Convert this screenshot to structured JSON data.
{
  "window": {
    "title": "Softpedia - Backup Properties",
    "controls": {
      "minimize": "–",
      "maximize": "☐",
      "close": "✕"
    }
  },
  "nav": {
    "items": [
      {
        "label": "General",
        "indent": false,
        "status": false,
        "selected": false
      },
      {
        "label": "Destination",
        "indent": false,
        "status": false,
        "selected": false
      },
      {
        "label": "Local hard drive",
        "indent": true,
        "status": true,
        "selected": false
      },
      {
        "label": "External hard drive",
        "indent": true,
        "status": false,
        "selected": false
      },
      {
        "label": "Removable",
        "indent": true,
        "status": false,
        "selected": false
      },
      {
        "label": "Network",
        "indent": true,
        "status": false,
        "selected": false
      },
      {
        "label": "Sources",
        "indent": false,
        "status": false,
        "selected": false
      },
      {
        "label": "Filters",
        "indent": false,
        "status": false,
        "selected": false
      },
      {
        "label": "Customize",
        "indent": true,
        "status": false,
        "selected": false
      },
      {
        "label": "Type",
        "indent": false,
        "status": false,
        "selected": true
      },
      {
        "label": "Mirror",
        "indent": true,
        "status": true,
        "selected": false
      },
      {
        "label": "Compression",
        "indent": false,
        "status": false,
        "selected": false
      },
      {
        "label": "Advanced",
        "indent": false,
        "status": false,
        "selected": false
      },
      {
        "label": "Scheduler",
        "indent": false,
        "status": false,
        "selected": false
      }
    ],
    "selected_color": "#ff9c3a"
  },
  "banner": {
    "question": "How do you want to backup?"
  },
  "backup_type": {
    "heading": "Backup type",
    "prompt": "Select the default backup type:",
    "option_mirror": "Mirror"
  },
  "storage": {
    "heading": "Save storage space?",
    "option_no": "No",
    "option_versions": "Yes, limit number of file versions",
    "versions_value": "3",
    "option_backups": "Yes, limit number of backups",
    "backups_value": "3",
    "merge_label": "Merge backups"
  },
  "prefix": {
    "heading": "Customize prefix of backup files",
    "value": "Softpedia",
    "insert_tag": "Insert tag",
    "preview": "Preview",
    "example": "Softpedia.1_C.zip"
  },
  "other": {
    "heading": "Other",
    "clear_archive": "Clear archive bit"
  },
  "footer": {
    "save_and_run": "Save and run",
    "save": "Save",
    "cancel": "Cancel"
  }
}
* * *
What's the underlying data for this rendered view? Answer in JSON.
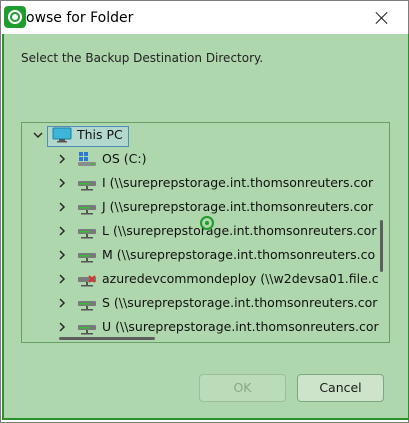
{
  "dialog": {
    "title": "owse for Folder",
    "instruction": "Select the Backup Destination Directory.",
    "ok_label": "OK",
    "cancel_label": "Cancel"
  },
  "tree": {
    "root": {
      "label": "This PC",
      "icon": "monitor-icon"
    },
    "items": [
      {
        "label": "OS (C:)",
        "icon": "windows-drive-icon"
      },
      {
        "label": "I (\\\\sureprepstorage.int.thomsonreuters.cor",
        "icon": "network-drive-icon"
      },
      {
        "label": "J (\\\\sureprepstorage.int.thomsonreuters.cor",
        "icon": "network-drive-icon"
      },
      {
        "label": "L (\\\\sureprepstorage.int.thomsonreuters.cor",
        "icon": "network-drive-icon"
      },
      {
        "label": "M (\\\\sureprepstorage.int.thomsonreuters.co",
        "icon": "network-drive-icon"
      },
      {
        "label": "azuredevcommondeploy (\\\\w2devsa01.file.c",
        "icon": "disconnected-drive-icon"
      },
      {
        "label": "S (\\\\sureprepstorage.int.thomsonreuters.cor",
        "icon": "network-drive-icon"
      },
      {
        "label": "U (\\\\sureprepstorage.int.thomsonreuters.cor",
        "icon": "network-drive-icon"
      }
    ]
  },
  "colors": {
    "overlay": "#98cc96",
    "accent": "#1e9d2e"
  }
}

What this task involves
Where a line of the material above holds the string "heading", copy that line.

Result
    "heading": "Backup type",
    "heading": "Save storage space?",
    "heading": "Customize prefix of backup files",
    "heading": "Other",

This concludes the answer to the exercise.